“The fact that nearly two thirds of online shoppers have experienced problems with orders in the past year should be worrying for the sector. For those retailers with bricks-and-mortar stores, this may not be as great of a concern given that groceries are, to a degree, non-discretionary and, therefore, consumers who experience issues online ordering do not simply stop buying groceries altogether; they just go back into the store. However, this is playing dice with customers given the level of promiscuity in-store and, despite the thin margins, how relatively loyal online shoppers can be to a business.” concludes Carroll.
Meanwhile, another study has found that UK ecommerce sites are limping behind the US and Germany for customer satisfaction and functionality. More than 3,000 software bugs and user experience issues were found amongst the world’s top 52 retail sites by software and usability experts conducing testing for digital quality and crowdsourced testing firm Applause. Many of the bugs would have impacted retail revenues, says the company. In fact, 65 of the bugs would have cost top US retailers more than $60m in lost sales over the Christmas period when the testing was undertaken.
More worryingly for the UK retail sector though is the fact that almost half (45%) of the issues were found on UK sites. Some 32% were on US sites and 23% on sites in Germany.
Over half of all bugs found were classified as severe – potential delayers or blockers – which would significantly impact the functionality of a website and potentially discouraging customers from using the site to complete purchases. One of these bugs had the potential to cost a US business $915,240 in lost revenue every two weeks.
Amongst the bugs found were issues with specific omnichannel journeys including buy online, return in store. The speed and performance of sites was also measured. In some cases, search results and product pages failed to meet customer expectations, while the shopping cart and checkout process also left customers confused.
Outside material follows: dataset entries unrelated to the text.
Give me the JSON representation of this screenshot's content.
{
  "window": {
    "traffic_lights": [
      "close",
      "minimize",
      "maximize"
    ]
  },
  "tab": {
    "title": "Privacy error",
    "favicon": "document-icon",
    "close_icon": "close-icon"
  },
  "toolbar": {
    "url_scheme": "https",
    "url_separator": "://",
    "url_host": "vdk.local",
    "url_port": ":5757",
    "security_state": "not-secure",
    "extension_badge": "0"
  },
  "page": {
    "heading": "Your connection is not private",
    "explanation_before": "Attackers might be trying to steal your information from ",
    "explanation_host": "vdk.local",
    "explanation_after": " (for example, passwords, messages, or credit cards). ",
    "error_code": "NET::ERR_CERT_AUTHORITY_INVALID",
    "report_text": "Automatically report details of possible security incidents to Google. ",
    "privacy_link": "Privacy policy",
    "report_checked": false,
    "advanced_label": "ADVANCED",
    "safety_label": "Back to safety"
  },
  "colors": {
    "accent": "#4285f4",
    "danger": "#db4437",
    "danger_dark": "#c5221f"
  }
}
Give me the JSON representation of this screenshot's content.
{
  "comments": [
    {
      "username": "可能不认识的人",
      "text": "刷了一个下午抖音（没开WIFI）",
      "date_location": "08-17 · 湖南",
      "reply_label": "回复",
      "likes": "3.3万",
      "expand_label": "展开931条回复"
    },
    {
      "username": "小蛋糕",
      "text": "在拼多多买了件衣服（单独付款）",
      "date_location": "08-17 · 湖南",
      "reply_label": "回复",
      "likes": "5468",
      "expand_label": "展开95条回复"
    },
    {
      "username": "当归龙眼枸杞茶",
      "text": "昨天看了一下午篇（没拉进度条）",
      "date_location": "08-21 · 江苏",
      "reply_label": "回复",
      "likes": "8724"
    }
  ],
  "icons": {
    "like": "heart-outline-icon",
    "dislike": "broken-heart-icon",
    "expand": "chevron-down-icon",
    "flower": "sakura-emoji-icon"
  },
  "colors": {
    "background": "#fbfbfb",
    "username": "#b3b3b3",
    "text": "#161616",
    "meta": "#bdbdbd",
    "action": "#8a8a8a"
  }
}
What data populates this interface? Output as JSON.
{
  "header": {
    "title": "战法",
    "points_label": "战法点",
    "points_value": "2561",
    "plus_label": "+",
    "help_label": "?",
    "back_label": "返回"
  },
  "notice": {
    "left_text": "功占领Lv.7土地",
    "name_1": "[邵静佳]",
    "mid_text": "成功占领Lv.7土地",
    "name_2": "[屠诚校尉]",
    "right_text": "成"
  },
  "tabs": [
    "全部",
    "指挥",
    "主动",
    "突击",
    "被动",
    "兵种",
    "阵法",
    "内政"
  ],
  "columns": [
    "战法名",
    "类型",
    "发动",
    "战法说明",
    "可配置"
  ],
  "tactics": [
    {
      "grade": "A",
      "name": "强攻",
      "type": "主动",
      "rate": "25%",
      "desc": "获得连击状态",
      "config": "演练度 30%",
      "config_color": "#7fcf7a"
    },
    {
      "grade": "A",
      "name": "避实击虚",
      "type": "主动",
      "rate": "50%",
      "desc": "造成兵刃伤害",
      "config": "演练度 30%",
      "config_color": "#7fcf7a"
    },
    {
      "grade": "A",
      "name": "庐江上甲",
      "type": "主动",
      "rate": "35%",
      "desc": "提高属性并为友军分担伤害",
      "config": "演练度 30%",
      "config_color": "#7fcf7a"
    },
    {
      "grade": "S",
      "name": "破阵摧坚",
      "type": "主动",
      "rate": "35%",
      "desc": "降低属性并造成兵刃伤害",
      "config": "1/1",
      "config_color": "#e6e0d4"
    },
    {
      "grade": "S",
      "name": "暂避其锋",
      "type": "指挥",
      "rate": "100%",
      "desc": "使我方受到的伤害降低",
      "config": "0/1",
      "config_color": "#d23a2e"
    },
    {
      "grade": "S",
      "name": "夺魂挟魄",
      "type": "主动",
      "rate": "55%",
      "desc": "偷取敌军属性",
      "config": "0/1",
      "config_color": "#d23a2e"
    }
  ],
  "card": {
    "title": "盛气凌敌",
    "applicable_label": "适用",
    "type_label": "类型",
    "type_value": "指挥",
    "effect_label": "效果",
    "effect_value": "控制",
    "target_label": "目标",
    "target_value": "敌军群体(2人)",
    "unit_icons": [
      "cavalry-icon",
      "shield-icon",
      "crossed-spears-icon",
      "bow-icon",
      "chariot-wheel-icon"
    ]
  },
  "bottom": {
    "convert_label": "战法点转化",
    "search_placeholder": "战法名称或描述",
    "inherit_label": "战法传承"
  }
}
“It’s been disappointing to see the UK market perform so badly. Issues identified by our testers ranged from functional errors to poor search relevancy and slow website speeds. It’s clear that UK retailers need to rapidly stabilise their digital properties in order to meet the high bar set by leaders like Amazon,” says Richard Downs, UK director at Applause.